This was the fourth time I had visited Ellis Island since it opened as a museum in 1990, but it was the first time I had brought a group of students with me. It was a long day of touring, but the students in my Immigrant America course (and a few others–including my family) were up to the task.
We left the friendly confines of Grantham, PA at 7:00am and placed ourselves under the care of Larry, our fearless coach bus driver. The students seemed to develop a connection with Larry as he regaled us over his microphone with stories of animal bridges on Route 78, live reports from Williams Grove Speedway where his son was racing sprint cars, and his experience as a sailor on the U.S.S. Intrepid.
We arrived at Battery Park around 10:30 and enjoyed our bagged lunches. (Thanks to Sarah and Abby for getting this all taken care of and for lugging the bag of ice packs around all day!). Around 11:15 we headed into the Clinton Castle, a War of 1812 fort on the tip of Manhattan, and then boarded our ferry.
It was a beautiful day in New York. The skies were clear. The views of the city were breathtaking. We spent about an hour on Liberty Island where students got their pictures taken in front of the Statue of Liberty. We learned about historical figures such as Frederic Bartholdi, the French sculptor who designed Lady Liberty; Gustave Eiffel, who designed the framework of the statue; and Joseph Pulitzer, the newspaper editor who was influential in raising funds for the construction of the pedestal/monument on which the statue stands.
Then it was off to Ellis Island, where we spent the bulk of our day. I am always moved when I visit Ellis Island. As I enter the Great Hall I always reflect on a the story my 99 year-old grandfather told me about arriving there as a young boy in 1913. Like so many immigrants, he passed through registration without incident and then was directed to the “Stairs of Separation” where he walked down the left set of stairs and met his father for the first time. (His father had arrived earlier to establish work and get settled). It was grandpa’s first memory of America.
As I stand in that hall I find myself reflecting on the courage it must have taken for my great-grandparents to leave everything behind and start a new life in the United States. It is this kind of everyday courage that is celebrated at Ellis Island. Frankly, I am not sure I could imagine doing that today, but, of course, the world was different in 1913. My sense of historical contingency was palpable.
Apart from the Great Hall, my favorite part of Ellis Island is the second-floor exhibits devoted to period of “peak immigration.” This section includes some phenomenal photos of eastern and southern European immigrants arriving to the Island around the turn of the twentieth-century.
Most of us watched a 30-minute documentary about Ellis Island, but few of us were expecting the movie to be preceded by a 20-minute lecture by a park ranger on the history of “open immigration” in America. The theater was incredibly hot and I must admit that I fell asleep for about half of the movie. (My wife and daughters insist that it was very good–I am sure it was). I think our time could have been used a bit better. If I had to do it again I would have skipped the movie and had the students join-up with one of the official ranger tours.

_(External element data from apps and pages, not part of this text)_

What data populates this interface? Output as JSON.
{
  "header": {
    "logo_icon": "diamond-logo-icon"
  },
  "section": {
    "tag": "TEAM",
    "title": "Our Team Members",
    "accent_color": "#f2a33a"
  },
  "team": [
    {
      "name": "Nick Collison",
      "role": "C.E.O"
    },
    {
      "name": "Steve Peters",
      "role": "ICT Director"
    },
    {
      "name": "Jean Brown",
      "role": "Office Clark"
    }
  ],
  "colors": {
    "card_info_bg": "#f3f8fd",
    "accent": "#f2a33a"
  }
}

In general, the museum is filled with primary sources from the period. If one had the time or the energy she could spend days there. There is so much to see and study. One of the highlights for my daughters was finding their great-grandfather’s name–Giovanni Fia–listed on a 1913 ship register.
As might be expected, we ended the day in the gift shop. Jason, the king of museum gift-shop shoppers, loaded up on an assortment of over-priced souvenirs and memorabilia.
After a long day of touring we headed back to Battery Park, split up for dinner, and then headed home. After some fruitful and engaging conversation with a few students on the relationship between history, theory, and liberal arts education we all settled in for our on-bus movie, “The Princess Bride.”
With Larry behind the wheel we got home around 11pm. Overall it was a long and tiring day, but certainly worth it.